ARS Home » Plains Area » College Station, Texas » Southern Plains Agricultural Research Center » Crop Germplasm Research » Research » Publications at this Location » Publication #204411

Title: Heterodichogamy in Pecan as Affected by Climate in California and Texas

item Thompson, Tommy

Submitted to: Pecan South
Publication Type: Peer Reviewed Journal
Publication Acceptance Date: 10/5/2006
Publication Date: N/A
Citation: N/A

Interpretive Summary: The USDA conducts the largest pecan breeding and genetics program in the world. The program is divided into two main parts: the BBP (Basic Breeding Program) and NPACTS (National Pecan Advanced Clone Testing System). Controlled crosses are made and these seedlings are evaluated for a 10 year period on their own roots or grafted to large trees. Based upon initial performance in the BBP, a very few clones are selected to be tested in NPACTS. NPACTS tests are planned to be 15 year tests, and to duplicate the best commercial production practices for the location of the test. This is needed to identify clones that will increase orchard profitability, which is the primary goal of the USDA scion breeding program. This paper reports the performance of many of the released USDA cultivars as to their blooming habits in three diverse environments. This information is needed by growers to know which cultivars to plant in adjacent rows in the orchards to insure good cross pollination and adequate pecan production.
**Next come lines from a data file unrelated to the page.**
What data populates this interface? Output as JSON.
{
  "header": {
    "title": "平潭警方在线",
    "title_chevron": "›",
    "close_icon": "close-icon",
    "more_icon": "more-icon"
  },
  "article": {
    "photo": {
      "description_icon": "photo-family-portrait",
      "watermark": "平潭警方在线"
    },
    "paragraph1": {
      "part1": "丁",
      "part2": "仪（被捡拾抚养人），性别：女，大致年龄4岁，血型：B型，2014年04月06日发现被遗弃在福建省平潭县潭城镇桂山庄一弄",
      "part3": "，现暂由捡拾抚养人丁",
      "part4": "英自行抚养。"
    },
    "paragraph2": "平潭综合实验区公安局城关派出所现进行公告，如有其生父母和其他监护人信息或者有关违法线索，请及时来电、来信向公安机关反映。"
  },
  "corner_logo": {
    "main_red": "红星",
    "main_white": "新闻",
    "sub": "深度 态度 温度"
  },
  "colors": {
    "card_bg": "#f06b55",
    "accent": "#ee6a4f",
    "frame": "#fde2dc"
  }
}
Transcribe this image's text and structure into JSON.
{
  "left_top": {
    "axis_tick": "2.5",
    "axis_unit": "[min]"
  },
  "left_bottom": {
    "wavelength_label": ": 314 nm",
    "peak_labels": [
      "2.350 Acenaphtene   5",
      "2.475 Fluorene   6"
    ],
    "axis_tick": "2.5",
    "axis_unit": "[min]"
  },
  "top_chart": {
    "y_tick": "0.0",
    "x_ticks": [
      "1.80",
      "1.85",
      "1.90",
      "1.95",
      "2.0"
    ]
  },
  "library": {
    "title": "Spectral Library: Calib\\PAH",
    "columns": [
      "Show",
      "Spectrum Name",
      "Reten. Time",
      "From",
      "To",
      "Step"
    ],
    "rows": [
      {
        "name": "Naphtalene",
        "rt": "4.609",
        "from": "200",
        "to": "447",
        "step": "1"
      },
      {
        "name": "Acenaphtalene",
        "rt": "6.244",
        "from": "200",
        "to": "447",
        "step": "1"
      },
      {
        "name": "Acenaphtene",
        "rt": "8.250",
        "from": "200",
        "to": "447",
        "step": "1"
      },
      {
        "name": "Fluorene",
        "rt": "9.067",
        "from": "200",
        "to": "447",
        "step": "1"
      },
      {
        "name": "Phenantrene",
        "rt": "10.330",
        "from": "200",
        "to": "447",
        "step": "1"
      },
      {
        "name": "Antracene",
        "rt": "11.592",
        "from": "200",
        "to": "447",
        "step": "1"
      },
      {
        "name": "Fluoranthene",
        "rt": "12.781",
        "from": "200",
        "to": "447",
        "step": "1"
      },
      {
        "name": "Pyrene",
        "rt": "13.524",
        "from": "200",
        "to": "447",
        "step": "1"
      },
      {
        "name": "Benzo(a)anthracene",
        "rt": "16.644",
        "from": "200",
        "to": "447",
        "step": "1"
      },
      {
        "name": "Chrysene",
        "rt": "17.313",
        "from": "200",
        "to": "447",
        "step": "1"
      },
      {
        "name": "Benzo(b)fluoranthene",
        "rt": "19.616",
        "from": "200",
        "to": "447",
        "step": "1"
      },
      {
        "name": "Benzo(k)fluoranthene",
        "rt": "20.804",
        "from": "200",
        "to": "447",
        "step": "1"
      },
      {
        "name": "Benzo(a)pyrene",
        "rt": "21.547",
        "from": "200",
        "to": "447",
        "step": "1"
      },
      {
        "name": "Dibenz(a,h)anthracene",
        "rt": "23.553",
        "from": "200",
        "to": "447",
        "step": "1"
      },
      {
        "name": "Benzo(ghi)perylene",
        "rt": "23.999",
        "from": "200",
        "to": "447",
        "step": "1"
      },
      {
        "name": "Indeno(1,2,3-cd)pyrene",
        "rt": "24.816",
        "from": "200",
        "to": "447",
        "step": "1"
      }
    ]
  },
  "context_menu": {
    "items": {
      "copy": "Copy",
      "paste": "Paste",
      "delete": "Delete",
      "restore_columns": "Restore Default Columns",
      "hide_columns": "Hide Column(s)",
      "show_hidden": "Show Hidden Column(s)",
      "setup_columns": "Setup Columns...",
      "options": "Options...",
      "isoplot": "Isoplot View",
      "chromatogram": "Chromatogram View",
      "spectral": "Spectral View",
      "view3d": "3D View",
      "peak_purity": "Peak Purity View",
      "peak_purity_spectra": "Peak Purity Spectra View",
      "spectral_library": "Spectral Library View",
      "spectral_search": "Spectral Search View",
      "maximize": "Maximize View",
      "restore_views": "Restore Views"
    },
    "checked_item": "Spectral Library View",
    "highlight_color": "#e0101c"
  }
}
Technical Abstract: Pecan (Carya illinoinensis (Wangenh.) K. Koch) is a heterodichogamous anemophilous species that expresses severe inbreeding depression. This study compared pollen shed and pistil receptivity patterns for commercial pecan cultivars commonly grown in Durham, California and in Brownwood and College Station, Texas. Earliest pollen shed occurred at College Station, followed by Brownwood, and then Durham. Pollen shed at Durham was delayed likely by lower April temperatures, while pistil receptivity was delayed very little. The disproportionate effect of cool April temperatures on pollen shed dates, compared to dates of pistil receptivity are discussed. Growing degree days (10o C base) for flower development at Durham and Brownwood were similar compared to those measured in College Station, which were much higher for both staminate and pistillate temporal development parameters. Improved orchard designs in environments that experience cool April temperatures should include very early pollen-shedding cultivars to insure adequate pollination of cultivars with early pistil receptivity.